* Work to be completed
Print the data exactly as it appears, keeping every word.

* Provided information
☆ ☆ ☆ ☆ ☆ ☆ ☆

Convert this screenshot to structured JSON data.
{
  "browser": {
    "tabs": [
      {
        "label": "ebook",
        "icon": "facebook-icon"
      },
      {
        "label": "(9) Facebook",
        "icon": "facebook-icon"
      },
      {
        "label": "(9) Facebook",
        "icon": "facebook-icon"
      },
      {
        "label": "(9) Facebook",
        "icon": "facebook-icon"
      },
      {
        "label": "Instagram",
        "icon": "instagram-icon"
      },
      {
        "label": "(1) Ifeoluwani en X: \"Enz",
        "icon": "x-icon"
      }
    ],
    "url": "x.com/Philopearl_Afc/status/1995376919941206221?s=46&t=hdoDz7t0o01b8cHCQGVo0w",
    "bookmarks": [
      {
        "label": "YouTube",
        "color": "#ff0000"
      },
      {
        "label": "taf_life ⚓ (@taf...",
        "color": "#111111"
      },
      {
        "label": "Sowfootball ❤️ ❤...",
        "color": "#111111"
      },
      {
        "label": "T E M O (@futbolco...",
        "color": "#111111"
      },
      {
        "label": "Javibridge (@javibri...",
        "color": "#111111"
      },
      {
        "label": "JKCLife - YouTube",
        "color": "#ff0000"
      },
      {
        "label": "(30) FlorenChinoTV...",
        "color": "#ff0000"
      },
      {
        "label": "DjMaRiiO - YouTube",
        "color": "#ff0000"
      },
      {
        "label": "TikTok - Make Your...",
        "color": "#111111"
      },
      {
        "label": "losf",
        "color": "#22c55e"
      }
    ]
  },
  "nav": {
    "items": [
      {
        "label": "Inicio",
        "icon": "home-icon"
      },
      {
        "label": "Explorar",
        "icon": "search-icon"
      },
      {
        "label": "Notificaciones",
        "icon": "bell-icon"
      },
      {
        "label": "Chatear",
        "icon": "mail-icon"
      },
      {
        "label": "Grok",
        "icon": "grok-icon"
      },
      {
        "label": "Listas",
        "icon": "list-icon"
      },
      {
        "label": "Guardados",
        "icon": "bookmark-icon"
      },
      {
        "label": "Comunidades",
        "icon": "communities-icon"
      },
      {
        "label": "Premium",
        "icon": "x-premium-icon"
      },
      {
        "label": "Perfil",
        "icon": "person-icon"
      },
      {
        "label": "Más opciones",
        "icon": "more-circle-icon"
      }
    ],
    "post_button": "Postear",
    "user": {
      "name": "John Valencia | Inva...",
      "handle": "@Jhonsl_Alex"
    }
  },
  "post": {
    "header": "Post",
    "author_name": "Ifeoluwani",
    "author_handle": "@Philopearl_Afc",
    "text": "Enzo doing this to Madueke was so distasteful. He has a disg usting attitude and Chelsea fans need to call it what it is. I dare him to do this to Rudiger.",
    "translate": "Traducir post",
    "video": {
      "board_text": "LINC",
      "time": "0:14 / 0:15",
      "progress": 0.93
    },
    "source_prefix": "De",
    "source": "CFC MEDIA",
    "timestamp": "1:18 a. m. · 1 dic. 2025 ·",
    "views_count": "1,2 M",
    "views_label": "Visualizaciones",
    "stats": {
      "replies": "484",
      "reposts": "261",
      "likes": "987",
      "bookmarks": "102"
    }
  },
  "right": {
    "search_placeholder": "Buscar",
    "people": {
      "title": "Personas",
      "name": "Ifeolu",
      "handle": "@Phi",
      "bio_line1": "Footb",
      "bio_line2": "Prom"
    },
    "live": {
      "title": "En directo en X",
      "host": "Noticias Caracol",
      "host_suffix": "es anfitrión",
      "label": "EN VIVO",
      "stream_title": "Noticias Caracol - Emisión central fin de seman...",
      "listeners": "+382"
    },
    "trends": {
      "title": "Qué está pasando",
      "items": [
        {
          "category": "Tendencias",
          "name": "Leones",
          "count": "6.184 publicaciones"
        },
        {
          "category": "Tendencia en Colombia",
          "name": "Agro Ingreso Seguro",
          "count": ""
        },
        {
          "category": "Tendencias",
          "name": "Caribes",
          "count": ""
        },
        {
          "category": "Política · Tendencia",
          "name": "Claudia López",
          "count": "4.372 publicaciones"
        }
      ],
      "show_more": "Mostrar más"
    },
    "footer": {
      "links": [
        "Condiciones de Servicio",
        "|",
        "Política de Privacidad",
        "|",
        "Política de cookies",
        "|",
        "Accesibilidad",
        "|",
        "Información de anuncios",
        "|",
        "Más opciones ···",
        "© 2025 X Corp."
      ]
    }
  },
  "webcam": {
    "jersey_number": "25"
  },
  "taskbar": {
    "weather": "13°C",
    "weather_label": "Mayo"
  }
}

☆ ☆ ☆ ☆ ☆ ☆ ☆

* Exercise answer
Convert this screenshot to structured JSON data.
{
  "browser": {
    "tabs": [
      {
        "label": "ebook",
        "icon": "facebook-icon"
      },
      {
        "label": "(9) Facebook",
        "icon": "facebook-icon"
      },
      {
        "label": "(9) Facebook",
        "icon": "facebook-icon"
      },
      {
        "label": "(9) Facebook",
        "icon": "facebook-icon"
      },
      {
        "label": "Instagram",
        "icon": "instagram-icon"
      },
      {
        "label": "(1) Ifeoluwani en X: \"Enz",
        "icon": "x-icon"
      }
    ],
    "url": "x.com/Philopearl_Afc/status/1995376919941206221?s=46&t=hdoDz7t0o01b8cHCQGVo0w",
    "bookmarks": [
      {
        "label": "YouTube",
        "color": "#ff0000"
      },
      {
        "label": "taf_life ⚓ (@taf...",
        "color": "#111111"
      },
      {
        "label": "Sowfootball ❤️ ❤...",
        "color": "#111111"
      },
      {
        "label": "T E M O (@futbolco...",
        "color": "#111111"
      },
      {
        "label": "Javibridge (@javibri...",
        "color": "#111111"
      },
      {
        "label": "JKCLife - YouTube",
        "color": "#ff0000"
      },
      {
        "label": "(30) FlorenChinoTV...",
        "color": "#ff0000"
      },
      {
        "label": "DjMaRiiO - YouTube",
        "color": "#ff0000"
      },
      {
        "label": "TikTok - Make Your...",
        "color": "#111111"
      },
      {
        "label": "losf",
        "color": "#22c55e"
      }
    ]
  },
  "nav": {
    "items": [
      {
        "label": "Inicio",
        "icon": "home-icon"
      },
      {
        "label": "Explorar",
        "icon": "search-icon"
      },
      {
        "label": "Notificaciones",
        "icon": "bell-icon"
      },
      {
        "label": "Chatear",
        "icon": "mail-icon"
      },
      {
        "label": "Grok",
        "icon": "grok-icon"
      },
      {
        "label": "Listas",
        "icon": "list-icon"
      },
      {
        "label": "Guardados",
        "icon": "bookmark-icon"
      },
      {
        "label": "Comunidades",
        "icon": "communities-icon"
      },
      {
        "label": "Premium",
        "icon": "x-premium-icon"
      },
      {
        "label": "Perfil",
        "icon": "person-icon"
      },
      {
        "label": "Más opciones",
        "icon": "more-circle-icon"
      }
    ],
    "post_button": "Postear",
    "user": {
      "name": "John Valencia | Inva...",
      "handle": "@Jhonsl_Alex"
    }
  },
  "post": {
    "header": "Post",
    "author_name": "Ifeoluwani",
    "author_handle": "@Philopearl_Afc",
    "text": "Enzo doing this to Madueke was so distasteful. He has a disg usting attitude and Chelsea fans need to call it what it is. I dare him to do this to Rudiger.",
    "translate": "Traducir post",
    "video": {
      "board_text": "LINC",
      "time": "0:14 / 0:15",
      "progress": 0.93
    },
    "source_prefix": "De",
    "source": "CFC MEDIA",
    "timestamp": "1:18 a. m. · 1 dic. 2025 ·",
    "views_count": "1,2 M",
    "views_label": "Visualizaciones",
    "stats": {
      "replies": "484",
      "reposts": "261",
      "likes": "987",
      "bookmarks": "102"
    }
  },
  "right": {
    "search_placeholder": "Buscar",
    "people": {
      "title": "Personas",
      "name": "Ifeolu",
      "handle": "@Phi",
      "bio_line1": "Footb",
      "bio_line2": "Prom"
    },
    "live": {
      "title": "En directo en X",
      "host": "Noticias Caracol",
      "host_suffix": "es anfitrión",
      "label": "EN VIVO",
      "stream_title": "Noticias Caracol - Emisión central fin de seman...",
      "listeners": "+382"
    },
    "trends": {
      "title": "Qué está pasando",
      "items": [
        {
          "category": "Tendencias",
          "name": "Leones",
          "count": "6.184 publicaciones"
        },
        {
          "category": "Tendencia en Colombia",
          "name": "Agro Ingreso Seguro",
          "count": ""
        },
        {
          "category": "Tendencias",
          "name": "Caribes",
          "count": ""
        },
        {
          "category": "Política · Tendencia",
          "name": "Claudia López",
          "count": "4.372 publicaciones"
        }
      ],
      "show_more": "Mostrar más"
    },
    "footer": {
      "links": [
        "Condiciones de Servicio",
        "|",
        "Política de Privacidad",
        "|",
        "Política de cookies",
        "|",
        "Accesibilidad",
        "|",
        "Información de anuncios",
        "|",
        "Más opciones ···",
        "© 2025 X Corp."
      ]
    }
  },
  "webcam": {
    "jersey_number": "25"
  },
  "taskbar": {
    "weather": "13°C",
    "weather_label": "Mayo"
  }
}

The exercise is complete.